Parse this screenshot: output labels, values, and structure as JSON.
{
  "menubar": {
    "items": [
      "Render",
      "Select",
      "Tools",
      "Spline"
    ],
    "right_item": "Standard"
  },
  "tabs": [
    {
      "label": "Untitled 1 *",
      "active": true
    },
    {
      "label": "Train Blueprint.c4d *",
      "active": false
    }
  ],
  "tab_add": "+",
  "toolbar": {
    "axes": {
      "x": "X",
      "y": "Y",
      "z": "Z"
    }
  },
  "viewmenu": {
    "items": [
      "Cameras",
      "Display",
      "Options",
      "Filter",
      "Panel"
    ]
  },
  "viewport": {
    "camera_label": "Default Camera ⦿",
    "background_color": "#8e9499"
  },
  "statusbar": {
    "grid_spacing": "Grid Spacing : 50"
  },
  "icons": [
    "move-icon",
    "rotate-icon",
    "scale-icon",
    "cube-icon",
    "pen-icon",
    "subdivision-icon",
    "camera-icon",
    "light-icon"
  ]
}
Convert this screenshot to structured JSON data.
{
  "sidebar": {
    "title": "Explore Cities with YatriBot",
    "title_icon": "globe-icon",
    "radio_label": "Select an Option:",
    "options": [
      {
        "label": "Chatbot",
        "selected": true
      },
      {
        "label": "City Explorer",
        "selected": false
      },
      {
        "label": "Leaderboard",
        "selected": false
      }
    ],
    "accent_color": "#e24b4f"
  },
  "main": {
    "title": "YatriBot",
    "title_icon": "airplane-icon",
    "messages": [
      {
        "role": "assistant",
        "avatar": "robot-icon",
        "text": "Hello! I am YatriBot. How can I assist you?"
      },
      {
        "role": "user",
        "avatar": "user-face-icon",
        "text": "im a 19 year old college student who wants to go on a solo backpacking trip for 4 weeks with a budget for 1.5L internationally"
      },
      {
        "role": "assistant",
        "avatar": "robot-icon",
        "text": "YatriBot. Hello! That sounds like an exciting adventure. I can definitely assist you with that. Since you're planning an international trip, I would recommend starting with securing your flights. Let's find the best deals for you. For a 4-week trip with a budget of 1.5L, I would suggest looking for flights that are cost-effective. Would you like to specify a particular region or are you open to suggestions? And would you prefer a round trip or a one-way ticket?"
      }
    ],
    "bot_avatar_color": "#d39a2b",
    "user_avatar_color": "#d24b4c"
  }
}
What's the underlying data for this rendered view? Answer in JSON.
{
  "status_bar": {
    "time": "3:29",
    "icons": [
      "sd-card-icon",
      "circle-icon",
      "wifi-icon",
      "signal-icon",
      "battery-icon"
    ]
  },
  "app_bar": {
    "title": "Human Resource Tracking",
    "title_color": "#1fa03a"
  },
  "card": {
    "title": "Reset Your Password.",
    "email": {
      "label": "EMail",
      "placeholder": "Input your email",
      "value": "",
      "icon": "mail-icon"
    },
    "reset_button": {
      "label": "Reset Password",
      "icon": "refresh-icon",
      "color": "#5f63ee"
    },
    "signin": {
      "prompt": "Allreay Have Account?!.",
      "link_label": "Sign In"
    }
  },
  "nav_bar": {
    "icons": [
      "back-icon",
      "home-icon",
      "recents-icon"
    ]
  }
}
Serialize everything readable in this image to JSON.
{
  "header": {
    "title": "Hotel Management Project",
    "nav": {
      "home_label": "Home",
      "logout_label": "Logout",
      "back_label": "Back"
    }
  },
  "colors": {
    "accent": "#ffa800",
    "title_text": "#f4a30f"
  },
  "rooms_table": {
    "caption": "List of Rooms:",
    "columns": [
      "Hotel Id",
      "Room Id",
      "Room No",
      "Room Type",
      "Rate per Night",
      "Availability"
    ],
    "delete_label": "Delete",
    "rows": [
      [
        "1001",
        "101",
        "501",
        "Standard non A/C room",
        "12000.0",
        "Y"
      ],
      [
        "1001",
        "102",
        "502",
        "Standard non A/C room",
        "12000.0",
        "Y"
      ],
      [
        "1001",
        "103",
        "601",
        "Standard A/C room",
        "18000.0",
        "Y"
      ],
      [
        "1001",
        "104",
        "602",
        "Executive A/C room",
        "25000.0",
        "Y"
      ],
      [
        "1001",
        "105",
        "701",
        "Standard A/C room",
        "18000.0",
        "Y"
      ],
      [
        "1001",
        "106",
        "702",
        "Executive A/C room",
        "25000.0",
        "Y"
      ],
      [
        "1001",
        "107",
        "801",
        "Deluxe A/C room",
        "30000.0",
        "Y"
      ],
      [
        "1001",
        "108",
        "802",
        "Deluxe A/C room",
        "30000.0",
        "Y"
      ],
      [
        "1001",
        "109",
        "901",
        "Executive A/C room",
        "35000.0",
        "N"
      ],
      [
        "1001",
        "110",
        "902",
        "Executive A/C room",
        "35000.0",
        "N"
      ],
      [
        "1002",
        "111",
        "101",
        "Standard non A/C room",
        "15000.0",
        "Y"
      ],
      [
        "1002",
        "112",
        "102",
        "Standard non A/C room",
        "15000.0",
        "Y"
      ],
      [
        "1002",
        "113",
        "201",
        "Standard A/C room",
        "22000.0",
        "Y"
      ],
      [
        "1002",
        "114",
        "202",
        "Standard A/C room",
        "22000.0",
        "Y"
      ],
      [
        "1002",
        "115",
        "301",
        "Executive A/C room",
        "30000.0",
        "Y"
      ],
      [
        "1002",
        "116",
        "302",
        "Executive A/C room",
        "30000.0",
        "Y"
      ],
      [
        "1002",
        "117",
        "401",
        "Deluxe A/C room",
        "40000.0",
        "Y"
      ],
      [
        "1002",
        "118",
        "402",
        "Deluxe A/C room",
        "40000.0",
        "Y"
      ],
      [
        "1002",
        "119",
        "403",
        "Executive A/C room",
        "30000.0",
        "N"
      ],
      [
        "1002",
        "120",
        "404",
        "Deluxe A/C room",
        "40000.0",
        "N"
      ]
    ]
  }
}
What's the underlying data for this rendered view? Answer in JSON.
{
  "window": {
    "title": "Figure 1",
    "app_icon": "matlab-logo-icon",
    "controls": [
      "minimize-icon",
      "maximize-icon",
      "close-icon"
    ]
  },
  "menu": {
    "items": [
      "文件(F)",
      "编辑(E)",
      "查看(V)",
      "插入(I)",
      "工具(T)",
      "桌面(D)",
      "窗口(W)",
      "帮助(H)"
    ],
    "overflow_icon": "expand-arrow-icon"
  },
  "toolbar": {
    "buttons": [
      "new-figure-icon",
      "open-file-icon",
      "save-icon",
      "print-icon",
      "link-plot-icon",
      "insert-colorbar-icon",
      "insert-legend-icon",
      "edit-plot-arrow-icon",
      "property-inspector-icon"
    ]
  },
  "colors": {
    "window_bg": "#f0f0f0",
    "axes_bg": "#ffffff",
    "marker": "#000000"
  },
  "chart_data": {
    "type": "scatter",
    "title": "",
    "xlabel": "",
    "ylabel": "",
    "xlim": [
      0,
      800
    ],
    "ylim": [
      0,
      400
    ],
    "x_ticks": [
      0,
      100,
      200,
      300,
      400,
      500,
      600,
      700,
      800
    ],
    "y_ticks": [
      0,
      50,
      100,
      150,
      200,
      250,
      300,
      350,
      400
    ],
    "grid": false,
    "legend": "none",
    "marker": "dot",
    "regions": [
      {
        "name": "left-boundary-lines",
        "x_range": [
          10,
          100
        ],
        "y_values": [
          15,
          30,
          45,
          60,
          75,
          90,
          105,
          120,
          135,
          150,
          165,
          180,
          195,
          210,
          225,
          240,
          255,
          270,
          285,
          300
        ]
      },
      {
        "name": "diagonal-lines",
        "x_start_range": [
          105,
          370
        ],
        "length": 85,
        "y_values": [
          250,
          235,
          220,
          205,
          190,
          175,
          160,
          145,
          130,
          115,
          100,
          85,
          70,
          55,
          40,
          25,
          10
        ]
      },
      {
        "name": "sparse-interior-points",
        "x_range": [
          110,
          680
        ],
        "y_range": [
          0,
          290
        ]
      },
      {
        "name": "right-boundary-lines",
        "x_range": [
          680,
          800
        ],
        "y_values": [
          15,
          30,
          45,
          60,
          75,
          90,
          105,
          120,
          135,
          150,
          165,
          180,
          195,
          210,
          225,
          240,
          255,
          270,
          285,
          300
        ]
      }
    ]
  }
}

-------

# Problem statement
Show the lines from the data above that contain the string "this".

# Solved problem
Parse this screenshot: output labels, values, and structure as JSON.
Convert this screenshot to structured JSON data.
What's the underlying data for this rendered view? Answer in JSON.
Serialize everything readable in this image to JSON.
What's the underlying data for this rendered view? Answer in JSON.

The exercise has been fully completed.